Market cheerleaders invariably use “pro forma” or “operating earnings,” which exclude some expenses and are deceptively optimistic. They are useless and should be ignored.
The following are the most recently reported and projected twelve-month trailing (TMT) earnings, quarterly earnings, and price/earnings ratios (P/Es) according to Standard and Poors. The 2011 Q4 estimate is based upon 82% of companies having reported. The P/E values are based upon the S&P 500 closing price of 1343 on February 15.
The current P/E of abput 15 falls right in the middle of the historical range of 10 to 20, so we can say that stocks are fairly valued. As technicians we like to show a chart to give perspective. The red, blue, and green lines show where the S&P 500 (the black line) would be if it were overvalued, fairly valued, or undervalued. Note how overvalued the market became in the late 1990s and early 2000s. That is where our troubles began. Then there was the earnings crash on 2009, which completely distorted the range markings. With earnings returning to all-time highs the P/E range is more realistic, and we can reasonably say that stocks are fairly priced.
The distortions shown above might cause one to wonder if the normal range concept really has any validity. The long-term chart below demonstrates that it does. It also demonstrates how screwed up the market has been since the late 1990s as compared to the 70 years that preceded that period.

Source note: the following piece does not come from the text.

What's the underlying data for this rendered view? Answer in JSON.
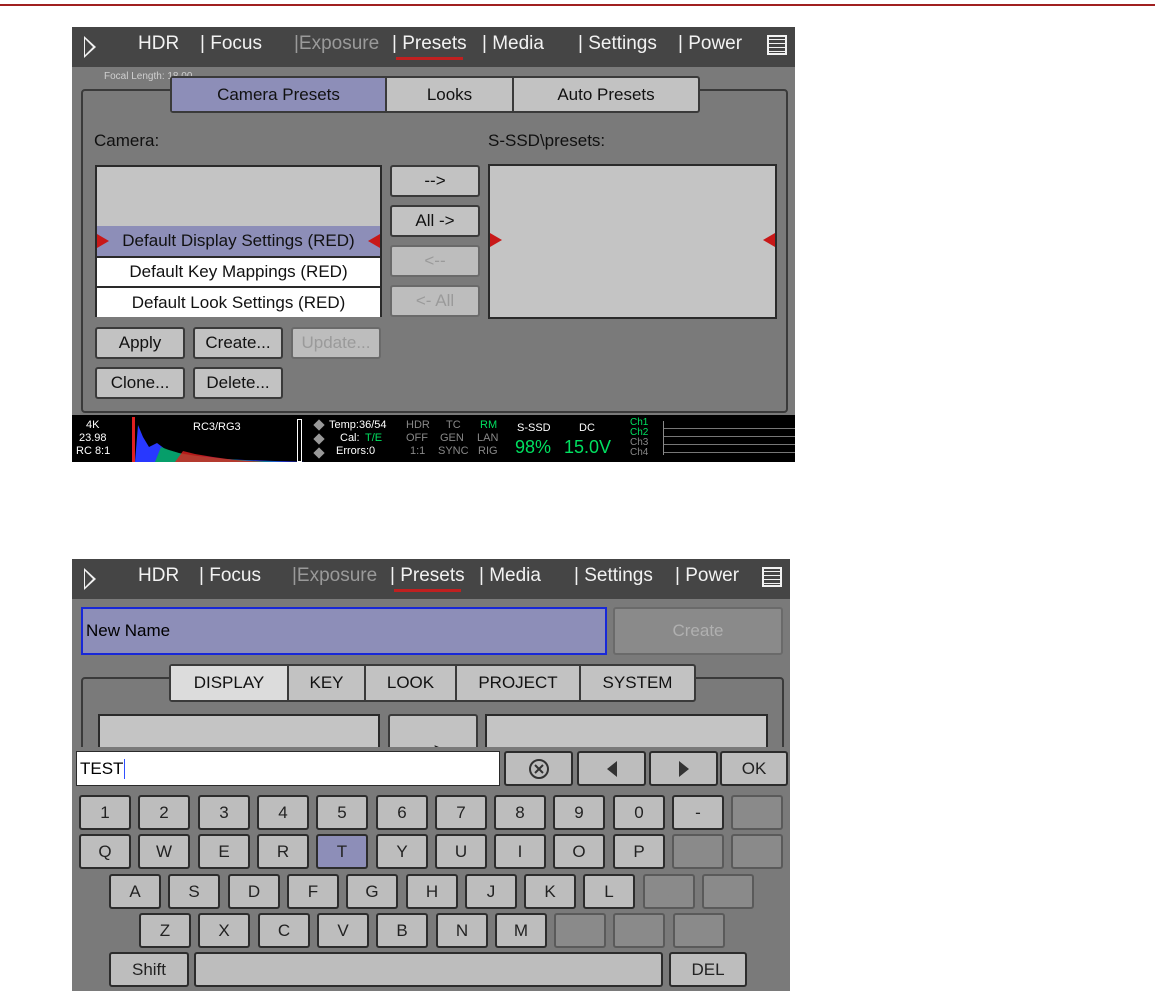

Bottom Line: The TMT GAAP P/E ratio is an objective measure of valuations, although it is a lagging indicator. Currently, earnings have returned to the normal trend, which is up over the long-term, and the price versus the normal P/E range relationship appears to be back in a rational configuration. Therefore, with a P/E of 15, we can say that stocks are fairly valued. This doesn’t tell us where prices are headed, but it does support a bullish argument that prices could go higher before they become overvalued (P/E of 20).
Images: Flickr (licence attribution)
About The Author
Carl Swenlin is a self-taught technical analyst, who has been involved in market analysis since 1981. A pioneer in the creation of online technical resources, he is president and founder of DecisionPoint.com
, a premier technical analysis website specializing in stock market indicators, charting, and focused research reports. Mr. Swenlin is a Member of the Market Technicians Association.